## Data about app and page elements
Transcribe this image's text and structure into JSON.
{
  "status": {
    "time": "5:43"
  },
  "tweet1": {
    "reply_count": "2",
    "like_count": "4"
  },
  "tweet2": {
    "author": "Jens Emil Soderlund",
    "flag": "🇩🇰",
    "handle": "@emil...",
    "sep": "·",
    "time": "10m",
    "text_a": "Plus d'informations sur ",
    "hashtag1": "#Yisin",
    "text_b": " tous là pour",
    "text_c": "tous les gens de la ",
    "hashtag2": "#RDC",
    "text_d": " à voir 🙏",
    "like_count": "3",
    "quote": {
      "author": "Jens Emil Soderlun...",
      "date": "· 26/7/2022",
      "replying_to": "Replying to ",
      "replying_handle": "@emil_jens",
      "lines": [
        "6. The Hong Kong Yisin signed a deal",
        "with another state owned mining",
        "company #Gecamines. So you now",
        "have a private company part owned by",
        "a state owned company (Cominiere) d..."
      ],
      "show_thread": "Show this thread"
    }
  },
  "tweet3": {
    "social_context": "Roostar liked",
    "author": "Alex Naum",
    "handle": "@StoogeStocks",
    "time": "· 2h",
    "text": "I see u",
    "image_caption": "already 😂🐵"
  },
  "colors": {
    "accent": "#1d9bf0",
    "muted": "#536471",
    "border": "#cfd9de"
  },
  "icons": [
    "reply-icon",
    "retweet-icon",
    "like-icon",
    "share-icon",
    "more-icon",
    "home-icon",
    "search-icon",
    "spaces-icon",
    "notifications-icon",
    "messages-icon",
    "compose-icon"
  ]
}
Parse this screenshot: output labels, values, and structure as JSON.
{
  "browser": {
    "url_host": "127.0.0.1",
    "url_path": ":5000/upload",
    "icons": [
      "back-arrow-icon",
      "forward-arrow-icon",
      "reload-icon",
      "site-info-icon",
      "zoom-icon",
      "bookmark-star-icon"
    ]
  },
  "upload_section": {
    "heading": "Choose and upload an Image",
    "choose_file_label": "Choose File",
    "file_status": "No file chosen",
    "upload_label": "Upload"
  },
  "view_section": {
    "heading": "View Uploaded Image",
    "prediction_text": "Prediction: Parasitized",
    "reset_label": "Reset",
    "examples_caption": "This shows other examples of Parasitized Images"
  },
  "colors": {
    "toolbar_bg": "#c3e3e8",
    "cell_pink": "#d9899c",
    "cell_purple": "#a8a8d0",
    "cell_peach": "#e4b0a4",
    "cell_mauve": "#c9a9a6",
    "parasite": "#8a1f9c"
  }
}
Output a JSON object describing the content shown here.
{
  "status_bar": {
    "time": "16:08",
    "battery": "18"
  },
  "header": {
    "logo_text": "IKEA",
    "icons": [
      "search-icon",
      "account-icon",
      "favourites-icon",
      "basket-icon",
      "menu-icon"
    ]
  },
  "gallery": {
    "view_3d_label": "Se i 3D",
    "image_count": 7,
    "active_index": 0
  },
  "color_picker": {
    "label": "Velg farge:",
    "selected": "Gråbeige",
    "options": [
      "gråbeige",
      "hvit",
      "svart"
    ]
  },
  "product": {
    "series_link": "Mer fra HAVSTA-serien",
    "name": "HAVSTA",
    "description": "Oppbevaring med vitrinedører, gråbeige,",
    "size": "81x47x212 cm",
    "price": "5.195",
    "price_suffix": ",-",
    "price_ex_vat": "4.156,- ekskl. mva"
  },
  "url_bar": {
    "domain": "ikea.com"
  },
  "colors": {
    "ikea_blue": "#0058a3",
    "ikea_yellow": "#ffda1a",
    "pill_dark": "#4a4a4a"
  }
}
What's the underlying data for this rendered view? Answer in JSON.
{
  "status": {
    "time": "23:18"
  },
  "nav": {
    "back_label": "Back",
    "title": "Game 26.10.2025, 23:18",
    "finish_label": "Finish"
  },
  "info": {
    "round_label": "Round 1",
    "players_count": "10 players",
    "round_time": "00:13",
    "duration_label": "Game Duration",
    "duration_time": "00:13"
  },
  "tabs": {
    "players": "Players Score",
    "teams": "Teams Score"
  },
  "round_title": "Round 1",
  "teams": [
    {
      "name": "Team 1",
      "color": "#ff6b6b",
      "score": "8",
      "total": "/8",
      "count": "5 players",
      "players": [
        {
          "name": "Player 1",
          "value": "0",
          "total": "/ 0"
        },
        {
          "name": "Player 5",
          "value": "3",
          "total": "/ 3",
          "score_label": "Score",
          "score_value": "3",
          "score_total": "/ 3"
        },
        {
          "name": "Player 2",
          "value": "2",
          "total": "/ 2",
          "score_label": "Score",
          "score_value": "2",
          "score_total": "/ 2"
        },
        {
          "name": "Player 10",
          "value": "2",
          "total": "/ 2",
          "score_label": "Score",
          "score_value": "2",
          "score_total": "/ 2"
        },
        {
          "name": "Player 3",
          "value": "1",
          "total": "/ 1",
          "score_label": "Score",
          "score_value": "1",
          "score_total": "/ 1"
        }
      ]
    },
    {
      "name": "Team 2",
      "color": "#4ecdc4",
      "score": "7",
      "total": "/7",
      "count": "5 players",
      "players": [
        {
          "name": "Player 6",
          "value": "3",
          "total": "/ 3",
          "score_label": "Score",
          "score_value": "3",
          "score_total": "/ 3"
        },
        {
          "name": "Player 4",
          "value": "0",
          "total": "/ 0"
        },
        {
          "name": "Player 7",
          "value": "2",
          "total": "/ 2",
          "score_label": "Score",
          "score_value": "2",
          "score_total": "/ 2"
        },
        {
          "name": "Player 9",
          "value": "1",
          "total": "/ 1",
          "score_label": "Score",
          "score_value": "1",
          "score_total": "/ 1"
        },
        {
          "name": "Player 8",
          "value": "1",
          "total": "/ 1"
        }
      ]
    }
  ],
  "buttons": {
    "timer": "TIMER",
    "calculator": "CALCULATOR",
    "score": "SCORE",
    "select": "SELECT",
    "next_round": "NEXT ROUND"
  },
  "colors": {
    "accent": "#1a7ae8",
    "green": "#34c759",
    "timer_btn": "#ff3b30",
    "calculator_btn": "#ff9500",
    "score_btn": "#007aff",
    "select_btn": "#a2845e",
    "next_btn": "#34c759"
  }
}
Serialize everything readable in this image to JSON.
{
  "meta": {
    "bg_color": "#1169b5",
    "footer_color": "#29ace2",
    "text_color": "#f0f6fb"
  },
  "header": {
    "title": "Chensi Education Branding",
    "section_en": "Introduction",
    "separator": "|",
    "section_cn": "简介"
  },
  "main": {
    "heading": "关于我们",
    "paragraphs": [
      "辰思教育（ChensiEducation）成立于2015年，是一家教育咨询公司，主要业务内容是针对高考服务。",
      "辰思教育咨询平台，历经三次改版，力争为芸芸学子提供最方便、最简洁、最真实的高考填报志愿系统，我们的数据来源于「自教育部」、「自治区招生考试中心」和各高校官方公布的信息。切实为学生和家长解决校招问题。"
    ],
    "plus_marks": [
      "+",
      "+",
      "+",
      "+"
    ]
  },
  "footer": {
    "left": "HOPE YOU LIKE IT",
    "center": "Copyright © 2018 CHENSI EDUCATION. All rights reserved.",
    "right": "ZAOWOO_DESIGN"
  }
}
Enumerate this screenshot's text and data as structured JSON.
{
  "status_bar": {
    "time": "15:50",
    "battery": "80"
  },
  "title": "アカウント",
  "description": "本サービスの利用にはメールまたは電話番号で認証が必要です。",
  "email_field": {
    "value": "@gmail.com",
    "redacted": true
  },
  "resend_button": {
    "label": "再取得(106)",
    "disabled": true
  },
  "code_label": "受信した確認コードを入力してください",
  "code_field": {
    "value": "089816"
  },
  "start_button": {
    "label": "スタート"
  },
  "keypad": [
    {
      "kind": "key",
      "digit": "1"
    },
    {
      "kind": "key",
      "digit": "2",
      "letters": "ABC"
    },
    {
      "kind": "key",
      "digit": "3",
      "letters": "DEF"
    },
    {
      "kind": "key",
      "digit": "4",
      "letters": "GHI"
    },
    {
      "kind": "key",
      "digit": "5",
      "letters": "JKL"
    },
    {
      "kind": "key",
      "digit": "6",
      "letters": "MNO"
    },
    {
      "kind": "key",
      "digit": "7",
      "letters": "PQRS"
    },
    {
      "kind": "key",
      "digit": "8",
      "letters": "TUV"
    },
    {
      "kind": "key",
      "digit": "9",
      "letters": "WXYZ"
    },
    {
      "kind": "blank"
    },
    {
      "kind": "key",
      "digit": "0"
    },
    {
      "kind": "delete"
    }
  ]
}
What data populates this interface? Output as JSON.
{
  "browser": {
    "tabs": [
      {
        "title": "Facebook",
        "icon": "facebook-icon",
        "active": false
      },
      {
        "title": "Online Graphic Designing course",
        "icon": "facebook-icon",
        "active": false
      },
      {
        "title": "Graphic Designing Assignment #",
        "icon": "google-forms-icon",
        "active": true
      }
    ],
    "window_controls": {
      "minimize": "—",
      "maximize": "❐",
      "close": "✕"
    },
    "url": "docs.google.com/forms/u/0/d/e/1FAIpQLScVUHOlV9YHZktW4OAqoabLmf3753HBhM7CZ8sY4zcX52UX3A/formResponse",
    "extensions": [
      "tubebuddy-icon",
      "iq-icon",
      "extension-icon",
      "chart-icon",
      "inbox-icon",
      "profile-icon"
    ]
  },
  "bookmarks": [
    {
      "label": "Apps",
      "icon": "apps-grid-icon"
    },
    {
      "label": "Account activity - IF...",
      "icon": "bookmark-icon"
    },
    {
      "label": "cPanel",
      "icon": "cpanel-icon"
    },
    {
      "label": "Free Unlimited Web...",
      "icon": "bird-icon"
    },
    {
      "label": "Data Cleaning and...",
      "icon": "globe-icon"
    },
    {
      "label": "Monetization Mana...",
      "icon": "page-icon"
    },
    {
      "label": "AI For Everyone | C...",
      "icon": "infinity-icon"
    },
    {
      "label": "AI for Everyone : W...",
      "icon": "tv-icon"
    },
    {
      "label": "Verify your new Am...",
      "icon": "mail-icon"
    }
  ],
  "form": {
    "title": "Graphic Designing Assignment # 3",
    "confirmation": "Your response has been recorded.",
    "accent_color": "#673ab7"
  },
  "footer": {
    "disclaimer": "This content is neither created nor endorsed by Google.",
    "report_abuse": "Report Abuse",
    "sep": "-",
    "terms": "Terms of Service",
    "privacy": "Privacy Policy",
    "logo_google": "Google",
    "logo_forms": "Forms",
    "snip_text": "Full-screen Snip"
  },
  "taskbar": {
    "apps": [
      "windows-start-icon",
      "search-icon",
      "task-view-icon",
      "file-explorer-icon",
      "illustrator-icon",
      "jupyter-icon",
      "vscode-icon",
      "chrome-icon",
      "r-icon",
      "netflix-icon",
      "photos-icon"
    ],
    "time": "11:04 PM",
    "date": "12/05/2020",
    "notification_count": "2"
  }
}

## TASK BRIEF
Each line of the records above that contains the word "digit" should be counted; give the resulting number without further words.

## PROBLEM SOLUTION
10